So, I’m more than a little late to the “Snow Crash” book – as it was published in 1992 – 30 years ago.
Author Neal Stephenson coined the term “metaverse” in his 1992 science-fiction novel “Snow Crash,” which envisions a virtual reality-based successor to the internet. In the novel, people use digital avatars of themselves to explore the online world, often as a way of escaping a dystopian reality.
There’s a Time and a Place for This
There are most likely situations where the affordances (utility/uses) of the “metaverse” in L&D are exactly “spot on!”
Given the costs of creation and the hassle of getting there, it’s gotta have some payback (R in ROI) that makes it worthwhile compared to all other options. There’s gotta be more bang for the buck, as we in the USA might say, than our alternatives.
At least, if we’re trying to be Good Stewards of Shareholder Equity.
Perhaps where safety is an issue. Perhaps where scalability is an issue.
But IMO it’s gotta be more Effective, than the alternatives, and, more Efficient.
IMO it’s gotta be MO and MO E and E.
But It Could Be a Huge Distraction
I think this “metaverse” option is just one more, in a long line of shiny objects – that will, unfortunately, distract way too many L&D Practitioners and their Clients from more Value-Based (ROI, EVA, RONA, ROE – but only where ROE is Return on Equity and NOT Return on Expectations).
I can imagine that way too late some important stakeholder asks why this was done in the “metaverse” instead of in a PDF or via email. Bet me!
The Fine Art of Wasting Time Keeps Evolving
And the adoption/adaptation of our playtime toys and technology into L&D “keeps on truckin’, man.”
The “metaverse” is sure to continuously evolve – and perhaps someday we’ll be there as holograms of ourselves without headsets – with options to enhance our natural looks and translate our native languages into some seamless experience – for Learning purposes – as – what isn’t a learning experience nowadays?
Waiting on SnowScan
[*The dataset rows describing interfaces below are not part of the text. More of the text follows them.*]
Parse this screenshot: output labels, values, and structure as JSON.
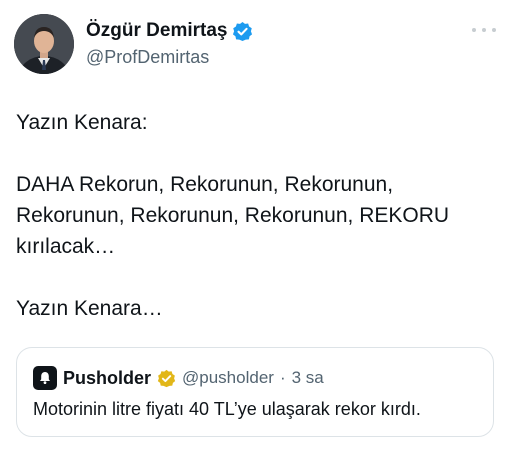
{
  "author": {
    "display_name": "Özgür Demirtaş",
    "handle": "@ProfDemirtas",
    "verified": true,
    "verified_color": "#1d9bf0"
  },
  "tweet": {
    "paragraphs": [
      "Yazın Kenara:",
      "DAHA Rekorun, Rekorunun, Rekorunun, Rekorunun, Rekorunun, Rekorunun, REKORU kırılacak…",
      "Yazın Kenara…"
    ]
  },
  "quoted_tweet": {
    "display_name": "Pusholder",
    "handle": "@pusholder",
    "separator": "·",
    "time": "3 sa",
    "verified_color": "#e2b719",
    "text": "Motorinin litre fiyatı 40 TL’ye ulaşarak rekor kırdı."
  },
  "icons": {
    "more": "more-horizontal-icon",
    "verified": "verified-badge-icon",
    "quote_avatar": "bell-icon"
  }
}
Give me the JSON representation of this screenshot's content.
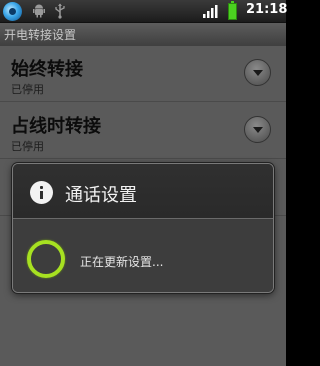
{
  "statusbar": {
    "time": "21:18",
    "icons": [
      "app-icon",
      "android-icon",
      "usb-icon",
      "signal-icon",
      "battery-icon"
    ]
  },
  "titlebar": {
    "title": "开电转接设置"
  },
  "settings": {
    "items": [
      {
        "title": "始终转接",
        "subtitle": "已停用"
      },
      {
        "title": "占线时转接",
        "subtitle": "已停用"
      },
      {
        "title": "",
        "subtitle": ""
      }
    ]
  },
  "dialog": {
    "title": "通话设置",
    "message": "正在更新设置...",
    "icon": "info-icon"
  },
  "colors": {
    "accent_spinner": "#a7e121",
    "battery": "#4bd120"
  }
}
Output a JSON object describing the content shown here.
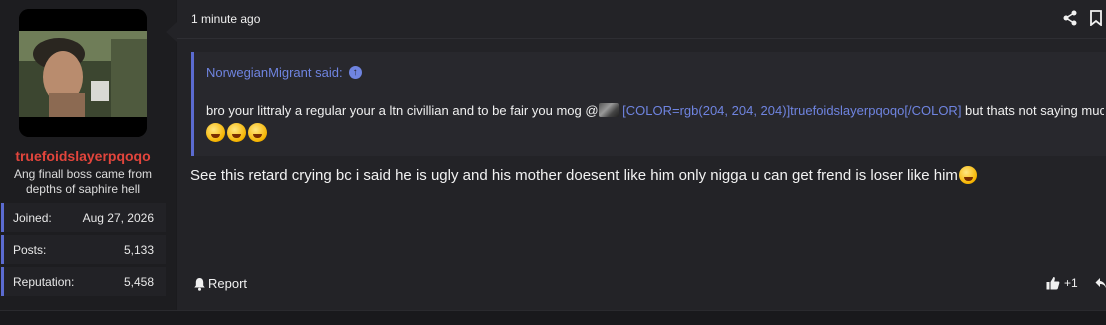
{
  "user": {
    "username": "truefoidslayerpqoqo",
    "title": "Ang finall boss came from depths of saphire hell",
    "stats": [
      {
        "label": "Joined:",
        "value": "Aug 27, 2026"
      },
      {
        "label": "Posts:",
        "value": "5,133"
      },
      {
        "label": "Reputation:",
        "value": "5,458"
      }
    ],
    "username_color": "#e2453c"
  },
  "post": {
    "time": "1 minute ago",
    "quote": {
      "author": "NorwegianMigrant said:",
      "text_before": "bro your littraly a regular your a ltn civillian and to be fair you mog @",
      "mention": "[COLOR=rgb(204, 204, 204)]truefoidslayerpqoqo[/COLOR]",
      "text_after": " but thats not saying much"
    },
    "message": "See this retard crying bc i said he is ugly and his mother doesent like him only nigga u can get frend is loser like him",
    "report_label": "Report",
    "like_count": "+1"
  },
  "icons": {
    "share": "share-icon",
    "bookmark": "bookmark-icon",
    "report": "bell-icon",
    "like": "thumbs-up-icon",
    "reply": "reply-icon"
  },
  "colors": {
    "accent": "#5b6bd0",
    "link": "#6f84e0",
    "background": "#232327"
  }
}
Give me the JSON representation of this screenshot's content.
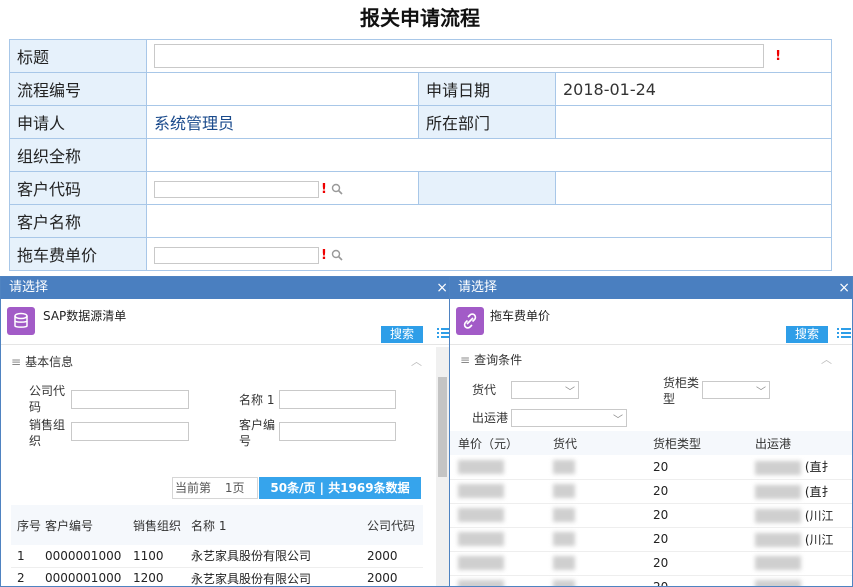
{
  "page": {
    "title": "报关申请流程"
  },
  "form": {
    "title_label": "标题",
    "process_no_label": "流程编号",
    "apply_date_label": "申请日期",
    "apply_date_value": "2018-01-24",
    "applicant_label": "申请人",
    "applicant_value": "系统管理员",
    "department_label": "所在部门",
    "org_fullname_label": "组织全称",
    "customer_code_label": "客户代码",
    "customer_name_label": "客户名称",
    "tow_price_label": "拖车费单价",
    "required_mark": "!"
  },
  "left_dialog": {
    "title": "请选择",
    "close": "×",
    "subtitle": "SAP数据源清单",
    "search_label": "搜索",
    "section_title": "基本信息",
    "fields": {
      "company_code": "公司代码",
      "name1": "名称 1",
      "sales_org": "销售组织",
      "customer_no": "客户编号"
    },
    "pager": {
      "current_prefix": "当前第",
      "current_page": "1页",
      "info": "50条/页 | 共1969条数据"
    },
    "columns": [
      "序号",
      "客户编号",
      "销售组织",
      "名称 1",
      "公司代码"
    ],
    "rows": [
      [
        "1",
        "0000001000",
        "1100",
        "永艺家具股份有限公司",
        "2000"
      ],
      [
        "2",
        "0000001000",
        "1200",
        "永艺家具股份有限公司",
        "2000"
      ]
    ]
  },
  "right_dialog": {
    "title": "请选择",
    "close": "×",
    "subtitle": "拖车费单价",
    "search_label": "搜索",
    "section_title": "查询条件",
    "fields": {
      "forwarder": "货代",
      "container_type": "货柜类型",
      "port": "出运港"
    },
    "columns": [
      "单价（元）",
      "货代",
      "货柜类型",
      "出运港"
    ],
    "rows": [
      {
        "container": "20",
        "port_suffix": "(直扌"
      },
      {
        "container": "20",
        "port_suffix": "(直扌"
      },
      {
        "container": "20",
        "port_suffix": "(川江"
      },
      {
        "container": "20",
        "port_suffix": "(川江"
      },
      {
        "container": "20",
        "port_suffix": ""
      },
      {
        "container": "20",
        "port_suffix": ""
      }
    ]
  },
  "colors": {
    "dialog_header": "#4a7fc0",
    "search_button": "#2e9ee8",
    "label_bg": "#e6f1fb",
    "border": "#a8c7e8",
    "required": "#ee0000"
  }
}
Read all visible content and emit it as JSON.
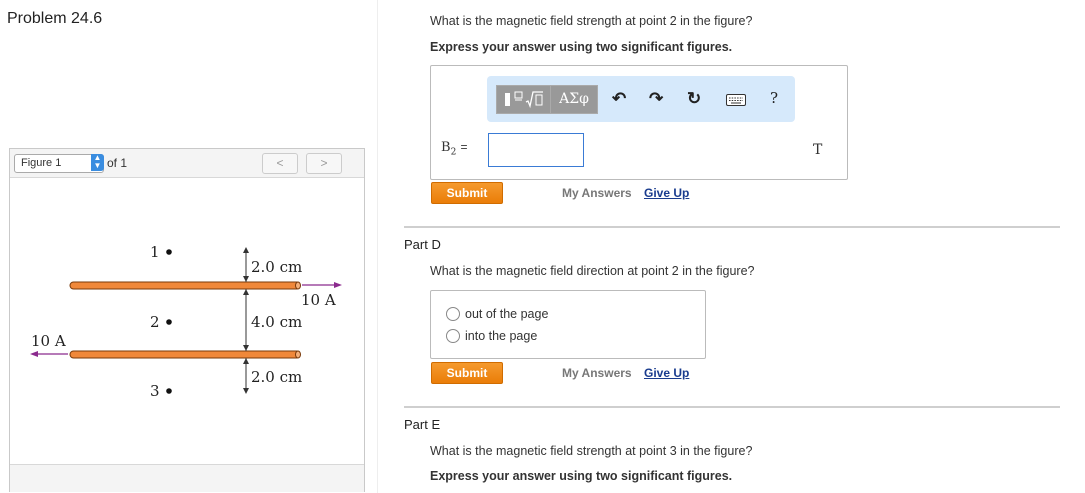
{
  "problem": {
    "title": "Problem 24.6"
  },
  "figure": {
    "select_value": "Figure 1",
    "of_label": "of 1",
    "prev_label": "<",
    "next_label": ">",
    "labels": {
      "point1": "1",
      "point2": "2",
      "point3": "3",
      "dist_top": "2.0 cm",
      "dist_mid": "4.0 cm",
      "dist_bot": "2.0 cm",
      "current_top": "10 A",
      "current_bottom": "10 A"
    },
    "colors": {
      "wire": "#f0883a",
      "arrow": "#8b2a8e"
    }
  },
  "part_c": {
    "question": "What is the magnetic field strength at point 2 in the figure?",
    "instruction": "Express your answer using two significant figures.",
    "toolbar": {
      "template_icon": "fraction-sqrt-template-icon",
      "greek_label": "ΑΣφ",
      "undo_icon": "undo-icon",
      "redo_icon": "redo-icon",
      "reset_icon": "reset-icon",
      "keyboard_icon": "keyboard-icon",
      "help_label": "?"
    },
    "variable_label": "B",
    "variable_sub": "2",
    "equals": "=",
    "answer_value": "",
    "unit": "T",
    "submit": "Submit",
    "my_answers": "My Answers",
    "give_up": "Give Up"
  },
  "part_d": {
    "label": "Part D",
    "question": "What is the magnetic field direction at point 2 in the figure?",
    "options": [
      "out of the page",
      "into the page"
    ],
    "submit": "Submit",
    "my_answers": "My Answers",
    "give_up": "Give Up"
  },
  "part_e": {
    "label": "Part E",
    "question": "What is the magnetic field strength at point 3 in the figure?",
    "instruction": "Express your answer using two significant figures."
  }
}
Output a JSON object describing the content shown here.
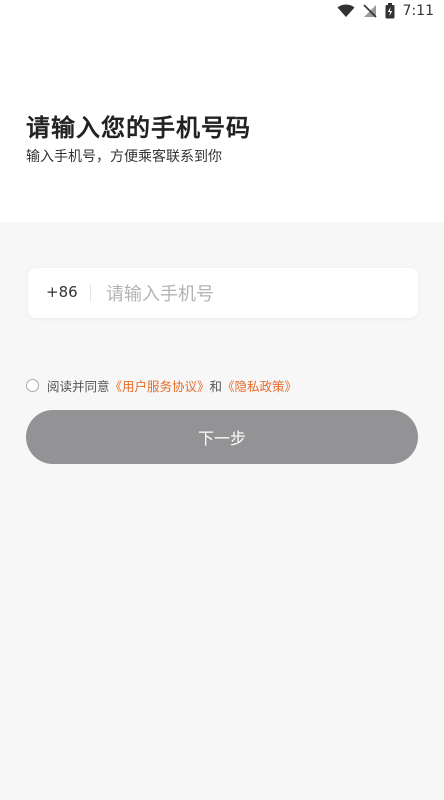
{
  "status_bar": {
    "time": "7:11",
    "icons": [
      "wifi-icon",
      "signal-off-icon",
      "battery-charging-icon"
    ]
  },
  "header": {
    "title": "请输入您的手机号码",
    "subtitle": "输入手机号，方便乘客联系到你"
  },
  "form": {
    "country_code": "+86",
    "phone_placeholder": "请输入手机号",
    "phone_value": ""
  },
  "agreement": {
    "prefix": "阅读并同意",
    "terms_link": "《用户服务协议》",
    "and": "和",
    "privacy_link": "《隐私政策》",
    "link_color": "#e66b2a",
    "checked": false
  },
  "actions": {
    "next_label": "下一步",
    "next_bg": "#939395"
  }
}
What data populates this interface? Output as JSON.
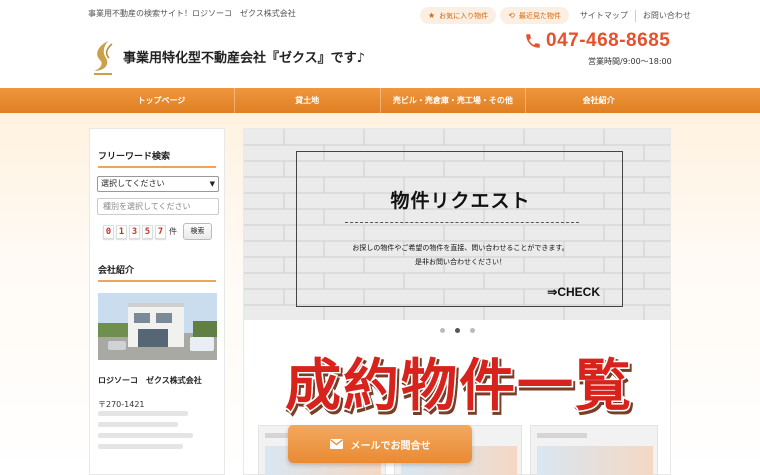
{
  "header": {
    "tagline": "事業用不動産の検索サイト！ロジソーコ　ゼクス株式会社",
    "favorites_label": "お気に入り物件",
    "recent_label": "最近見た物件",
    "sitemap_label": "サイトマップ",
    "contact_label": "お問い合わせ",
    "site_title": "事業用特化型不動産会社『ゼクス』です♪",
    "phone": "047-468-8685",
    "hours": "営業時間/9:00～18:00"
  },
  "nav": {
    "items": [
      {
        "label": "トップページ"
      },
      {
        "label": "貸土地"
      },
      {
        "label": "売ビル・売倉庫・売工場・その他"
      },
      {
        "label": "会社紹介"
      }
    ]
  },
  "sidebar": {
    "search_heading": "フリーワード検索",
    "select_value": "選択してください",
    "input_placeholder": "種別を選択してください",
    "count_digits": [
      "0",
      "1",
      "3",
      "5",
      "7"
    ],
    "count_unit": "件",
    "search_button": "検索",
    "company_heading": "会社紹介",
    "company_name": "ロジソーコ　ゼクス株式会社",
    "postal": "〒270-1421"
  },
  "slider": {
    "title": "物件リクエスト",
    "desc_line1": "お探しの物件やご希望の物件を直接、問い合わせることができます。",
    "desc_line2": "是非お問い合わせください！",
    "check_label": "⇒CHECK",
    "slide_count": 3,
    "active_index": 1
  },
  "banner": {
    "text": "成約物件一覧"
  },
  "floating": {
    "mail_button": "メールでお問合せ"
  },
  "colors": {
    "accent": "#e9872b",
    "phone": "#e7502c",
    "banner_red": "#d8231e"
  }
}
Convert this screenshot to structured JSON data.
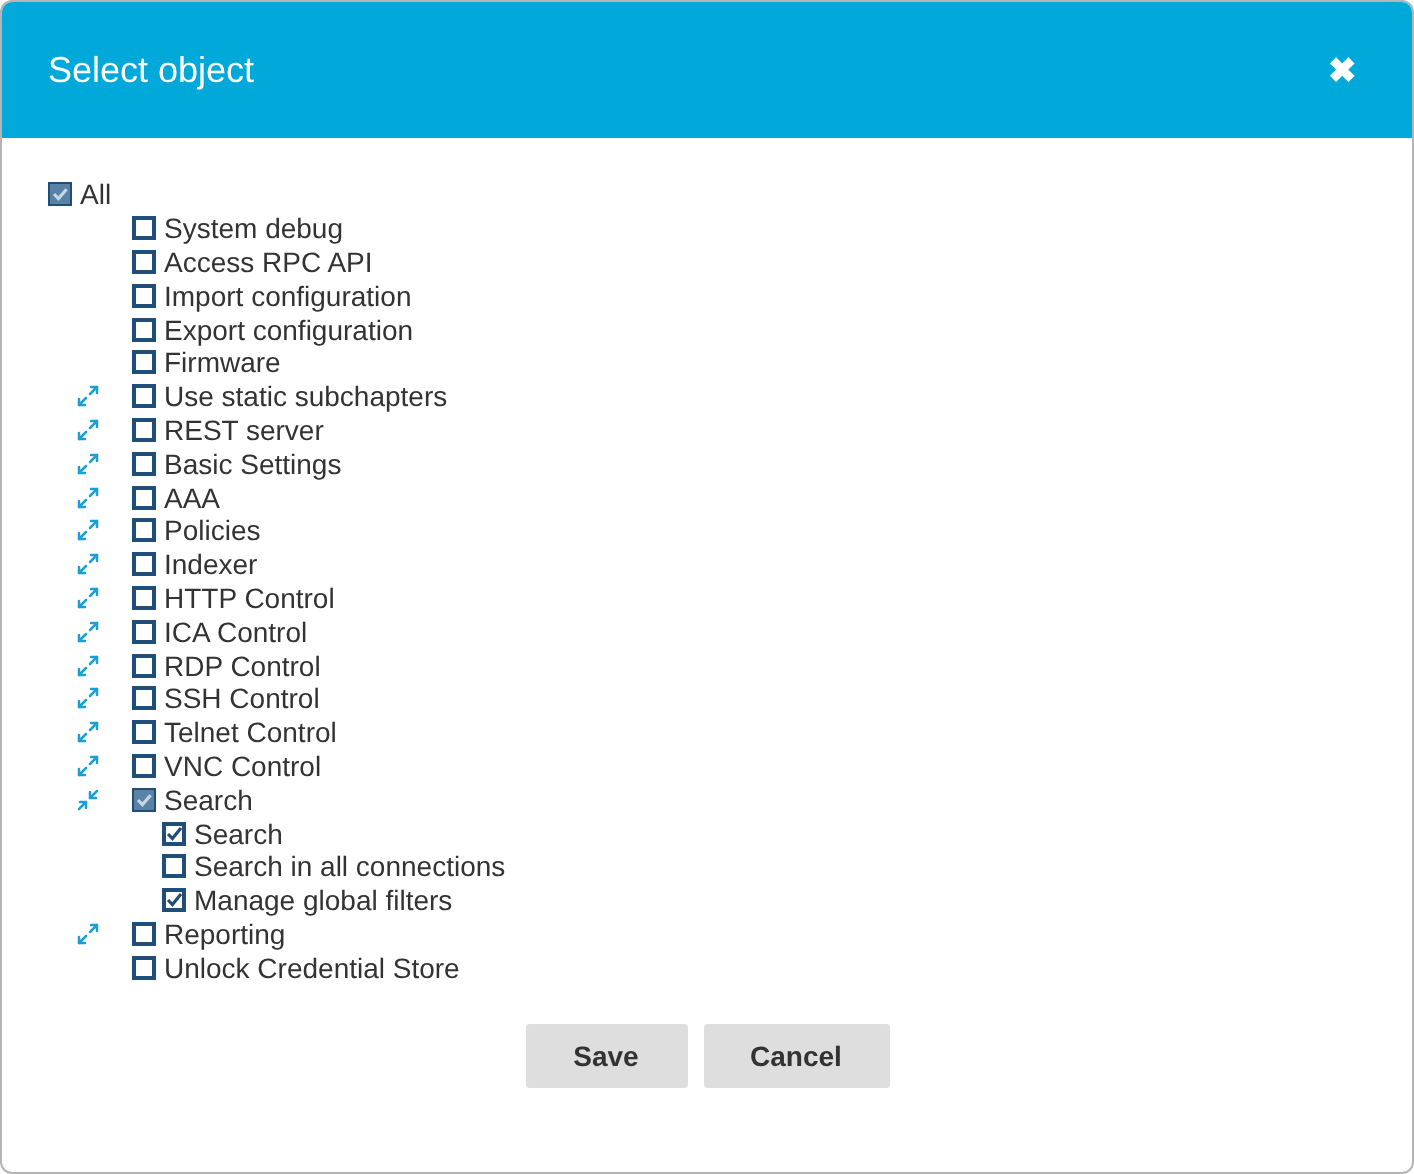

SnowScan is a piece of medicine. That is, it is code that protects … hardware … from the digital Snow Crash virus.
Stephenson, Neal. Snow Crash (p. 420). Random House Publishing Group. Kindle Edition.